You might have heard about forestry bathing – a Japanese practice that simply involves immersing yourself in the calm and quiet amongst trees and observing nature to encourage relaxation and boost health and wellbeing. But did you know that these same feelings and experiences can be achieved through use of wood in design in our spaces?
Wood for Good and BE-ST (Formerly Construction Scotland Innovation Centre) supported the first of a series of events from the Transforming Timber project on health and wellbeing in the built environment in May 2022.
The first webinar focused on the science of healthy buildings, looking at the science behind biophilic design and the techniques required to create a space that enhances users’ wellbeing.
We were delighted to have Bill Browning, Elina Grigoriou and Tabitha Binding present about the principles of biophilic design and discuss how we can use user profiles and experiential mapping to identify where use of materials like wood can enhance occupants’ wellbeing.
Bill Browning, who is a prolific strategist, author and speaker on green buildings and biophilia, and co-founder of Terrapin Bright Green, spoke about a recent paper they’d published, The Nature of Wood: An exploration of the science of biophilic responses to wood. The paper outlines the research behind why humans love wood as a material. He explained that we subconsciously link wood as a material to trees which we then link to being alive and nature. But researchers have also proven that the smell of wood can produce a calming feeling, and that the repetitive patterns of woodgrain are pleasing to the brain.

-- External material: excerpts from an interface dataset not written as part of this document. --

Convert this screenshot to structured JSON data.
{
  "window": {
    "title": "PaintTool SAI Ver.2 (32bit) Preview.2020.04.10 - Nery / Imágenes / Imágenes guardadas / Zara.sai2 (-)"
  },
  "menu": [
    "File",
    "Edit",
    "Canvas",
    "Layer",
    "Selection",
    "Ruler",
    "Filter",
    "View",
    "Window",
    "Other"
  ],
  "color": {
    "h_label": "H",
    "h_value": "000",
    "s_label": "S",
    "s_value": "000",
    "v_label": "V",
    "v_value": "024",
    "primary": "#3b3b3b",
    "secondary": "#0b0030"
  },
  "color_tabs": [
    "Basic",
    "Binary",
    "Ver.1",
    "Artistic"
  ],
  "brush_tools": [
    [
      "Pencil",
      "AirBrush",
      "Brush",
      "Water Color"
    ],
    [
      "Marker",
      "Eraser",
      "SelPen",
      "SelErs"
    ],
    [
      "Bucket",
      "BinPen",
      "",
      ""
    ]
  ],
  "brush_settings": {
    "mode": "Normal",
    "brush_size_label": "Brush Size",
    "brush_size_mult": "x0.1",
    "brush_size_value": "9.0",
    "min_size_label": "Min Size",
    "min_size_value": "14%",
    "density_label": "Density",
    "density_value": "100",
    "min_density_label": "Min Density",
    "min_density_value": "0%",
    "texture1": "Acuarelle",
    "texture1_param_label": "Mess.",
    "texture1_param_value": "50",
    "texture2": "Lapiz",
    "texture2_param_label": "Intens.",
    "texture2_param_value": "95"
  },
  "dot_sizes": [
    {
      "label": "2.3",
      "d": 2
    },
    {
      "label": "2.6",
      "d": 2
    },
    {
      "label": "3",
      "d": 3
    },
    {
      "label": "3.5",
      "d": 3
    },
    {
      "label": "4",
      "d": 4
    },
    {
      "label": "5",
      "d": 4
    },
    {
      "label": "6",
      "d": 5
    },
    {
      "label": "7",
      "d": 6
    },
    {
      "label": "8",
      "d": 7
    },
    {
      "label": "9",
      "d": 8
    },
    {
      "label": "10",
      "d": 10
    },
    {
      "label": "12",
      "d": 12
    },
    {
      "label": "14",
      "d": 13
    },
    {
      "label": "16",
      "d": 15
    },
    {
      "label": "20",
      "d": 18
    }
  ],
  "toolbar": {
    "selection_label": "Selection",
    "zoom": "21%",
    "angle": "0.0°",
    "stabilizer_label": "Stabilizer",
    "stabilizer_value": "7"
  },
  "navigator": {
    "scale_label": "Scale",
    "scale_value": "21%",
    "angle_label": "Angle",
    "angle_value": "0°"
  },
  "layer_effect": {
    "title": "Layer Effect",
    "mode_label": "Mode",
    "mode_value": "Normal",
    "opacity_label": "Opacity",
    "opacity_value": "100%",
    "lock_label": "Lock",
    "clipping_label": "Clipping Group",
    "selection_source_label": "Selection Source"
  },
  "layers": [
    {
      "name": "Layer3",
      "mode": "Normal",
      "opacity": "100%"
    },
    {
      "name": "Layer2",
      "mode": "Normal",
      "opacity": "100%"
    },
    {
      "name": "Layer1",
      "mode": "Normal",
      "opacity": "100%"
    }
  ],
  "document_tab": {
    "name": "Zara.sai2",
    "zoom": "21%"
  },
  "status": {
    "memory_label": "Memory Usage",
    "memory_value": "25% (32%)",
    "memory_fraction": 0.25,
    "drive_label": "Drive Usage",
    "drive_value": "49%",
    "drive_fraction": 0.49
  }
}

It seems inherent to us that the colour, feel and texture of wood as a material would be pleasing to users but this research puts scientific evidence behind this.
Bill Browning explaining experiential mapping
Both Elina and Bill drove home that understanding what occupants desire and want to use a space for is crucial when designing a healthier space. Elina, founder of Grigoriou Interiors and well-known wellbeing expert, author and speaker, took us through some of the processes she uses to identify what wellbeing means to a user. Wellbeing is unique to every individual and the way that they approach their design reflects this.
Tabitha Binding, Head of Education and Engagement at Timber Development UK (TDUK), asked the question, can we truly have healthy buildings if they aren’t also contributing to a healthy planet? This is definitely an area where wood is undeniably the best solution in the built environment. In addition to helping lower the embodied carbon value of a building, timber and natural materials in the built environment can help with regulating temperature and improving air quality for occupants.
The second webinar took this key learning and science and showed how it could be used in practice. We invited speakers who had worked on projects that specified wood for its biophilic properties to talk about how they approached the specification and design of the projects and share tips!
Andy Heyne from leading engineering firm, Heyne Tillett Steele (HTS), in London explained that they've seen a huge rise in popularity for engineered timber. They can't be certain of why clients are suddenly specifying so much timber but at HTS they explain the value that exposed timber can have on a room. HTS have recently created a new office space for their firm, and it showcases wood beautifully. Andy explained that people can't help but run their hands over the wood on the walls! He also spoke about the ways that timber can help engineers in reducing their carbon impact as well, which is just as important to the health of occupants.
David Storring of architects, Morris + Company, delighted viewers with four beautiful case studies that showcased a range of timber materials and design techniques and properties that enhanced users' wellbeing. Wood was specifed on these different projects to produce feelings of calmness and relaxation but also to improve acoustic performance and connect users with nature.
David Storring talks us through some case studies
It was wonderful to have Beverley Quinn from the GenZero team walk us through their research project. GenZero is a classroom prototype designed to enhance the learning and wellbeing of users whilst being a flexible classroom space and connecting people with nature through natural materials. Beverley explained how they came up with the specification from the client-side which provided a contrasting viewpoint to other speakers.
If you missed the webinars, you can catch up on both via Youtube. Links to both are below.
We've also linked to a number of useful resources from our speakers below.